[Interface dataset entries]

━━━━━━━━

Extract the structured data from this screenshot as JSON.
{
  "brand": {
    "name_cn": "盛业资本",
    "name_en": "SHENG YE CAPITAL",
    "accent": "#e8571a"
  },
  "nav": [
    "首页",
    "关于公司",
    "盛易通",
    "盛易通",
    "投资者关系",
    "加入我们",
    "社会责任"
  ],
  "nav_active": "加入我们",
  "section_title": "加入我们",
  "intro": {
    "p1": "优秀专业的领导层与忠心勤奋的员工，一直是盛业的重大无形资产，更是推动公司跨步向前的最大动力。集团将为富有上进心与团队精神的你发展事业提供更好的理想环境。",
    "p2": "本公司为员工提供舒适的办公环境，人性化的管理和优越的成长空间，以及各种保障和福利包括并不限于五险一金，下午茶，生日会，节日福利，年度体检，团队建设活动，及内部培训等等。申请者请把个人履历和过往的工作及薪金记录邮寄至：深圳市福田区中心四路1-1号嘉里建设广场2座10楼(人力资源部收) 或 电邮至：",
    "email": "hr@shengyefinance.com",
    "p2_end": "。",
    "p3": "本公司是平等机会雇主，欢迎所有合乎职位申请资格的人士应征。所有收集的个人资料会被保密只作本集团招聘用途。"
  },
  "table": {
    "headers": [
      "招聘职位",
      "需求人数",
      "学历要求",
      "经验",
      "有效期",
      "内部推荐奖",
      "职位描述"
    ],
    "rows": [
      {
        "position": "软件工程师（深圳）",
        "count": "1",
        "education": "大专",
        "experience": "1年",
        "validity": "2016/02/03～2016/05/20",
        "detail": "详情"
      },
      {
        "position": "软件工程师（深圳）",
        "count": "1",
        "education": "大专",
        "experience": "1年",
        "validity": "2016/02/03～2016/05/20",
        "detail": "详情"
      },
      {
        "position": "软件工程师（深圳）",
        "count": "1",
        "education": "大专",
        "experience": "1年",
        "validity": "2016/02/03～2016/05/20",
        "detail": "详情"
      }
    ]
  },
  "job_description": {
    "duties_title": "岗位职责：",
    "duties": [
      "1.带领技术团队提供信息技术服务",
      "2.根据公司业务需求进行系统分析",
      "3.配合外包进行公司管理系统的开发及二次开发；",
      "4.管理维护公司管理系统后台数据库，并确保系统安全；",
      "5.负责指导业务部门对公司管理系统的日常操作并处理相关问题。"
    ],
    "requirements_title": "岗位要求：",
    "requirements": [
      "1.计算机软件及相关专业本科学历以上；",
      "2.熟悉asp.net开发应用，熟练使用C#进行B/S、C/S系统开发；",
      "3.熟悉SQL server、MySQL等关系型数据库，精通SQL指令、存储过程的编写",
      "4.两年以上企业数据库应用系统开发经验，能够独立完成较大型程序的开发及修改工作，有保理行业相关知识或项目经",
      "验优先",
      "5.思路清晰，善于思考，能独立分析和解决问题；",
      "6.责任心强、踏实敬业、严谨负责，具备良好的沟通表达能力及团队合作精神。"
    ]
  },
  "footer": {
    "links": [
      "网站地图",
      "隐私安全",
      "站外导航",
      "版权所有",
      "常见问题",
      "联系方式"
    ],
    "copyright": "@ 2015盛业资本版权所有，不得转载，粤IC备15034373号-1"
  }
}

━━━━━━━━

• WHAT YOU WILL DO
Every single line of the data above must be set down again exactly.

• EXERCISE RESPONSE
Extract the structured data from this screenshot as JSON.
{
  "brand": {
    "name_cn": "盛业资本",
    "name_en": "SHENG YE CAPITAL",
    "accent": "#e8571a"
  },
  "nav": [
    "首页",
    "关于公司",
    "盛易通",
    "盛易通",
    "投资者关系",
    "加入我们",
    "社会责任"
  ],
  "nav_active": "加入我们",
  "section_title": "加入我们",
  "intro": {
    "p1": "优秀专业的领导层与忠心勤奋的员工，一直是盛业的重大无形资产，更是推动公司跨步向前的最大动力。集团将为富有上进心与团队精神的你发展事业提供更好的理想环境。",
    "p2": "本公司为员工提供舒适的办公环境，人性化的管理和优越的成长空间，以及各种保障和福利包括并不限于五险一金，下午茶，生日会，节日福利，年度体检，团队建设活动，及内部培训等等。申请者请把个人履历和过往的工作及薪金记录邮寄至：深圳市福田区中心四路1-1号嘉里建设广场2座10楼(人力资源部收) 或 电邮至：",
    "email": "hr@shengyefinance.com",
    "p2_end": "。",
    "p3": "本公司是平等机会雇主，欢迎所有合乎职位申请资格的人士应征。所有收集的个人资料会被保密只作本集团招聘用途。"
  },
  "table": {
    "headers": [
      "招聘职位",
      "需求人数",
      "学历要求",
      "经验",
      "有效期",
      "内部推荐奖",
      "职位描述"
    ],
    "rows": [
      {
        "position": "软件工程师（深圳）",
        "count": "1",
        "education": "大专",
        "experience": "1年",
        "validity": "2016/02/03～2016/05/20",
        "detail": "详情"
      },
      {
        "position": "软件工程师（深圳）",
        "count": "1",
        "education": "大专",
        "experience": "1年",
        "validity": "2016/02/03～2016/05/20",
        "detail": "详情"
      },
      {
        "position": "软件工程师（深圳）",
        "count": "1",
        "education": "大专",
        "experience": "1年",
        "validity": "2016/02/03～2016/05/20",
        "detail": "详情"
      }
    ]
  },
  "job_description": {
    "duties_title": "岗位职责：",
    "duties": [
      "1.带领技术团队提供信息技术服务",
      "2.根据公司业务需求进行系统分析",
      "3.配合外包进行公司管理系统的开发及二次开发；",
      "4.管理维护公司管理系统后台数据库，并确保系统安全；",
      "5.负责指导业务部门对公司管理系统的日常操作并处理相关问题。"
    ],
    "requirements_title": "岗位要求：",
    "requirements": [
      "1.计算机软件及相关专业本科学历以上；",
      "2.熟悉asp.net开发应用，熟练使用C#进行B/S、C/S系统开发；",
      "3.熟悉SQL server、MySQL等关系型数据库，精通SQL指令、存储过程的编写",
      "4.两年以上企业数据库应用系统开发经验，能够独立完成较大型程序的开发及修改工作，有保理行业相关知识或项目经",
      "验优先",
      "5.思路清晰，善于思考，能独立分析和解决问题；",
      "6.责任心强、踏实敬业、严谨负责，具备良好的沟通表达能力及团队合作精神。"
    ]
  },
  "footer": {
    "links": [
      "网站地图",
      "隐私安全",
      "站外导航",
      "版权所有",
      "常见问题",
      "联系方式"
    ],
    "copyright": "@ 2015盛业资本版权所有，不得转载，粤IC备15034373号-1"
  }
}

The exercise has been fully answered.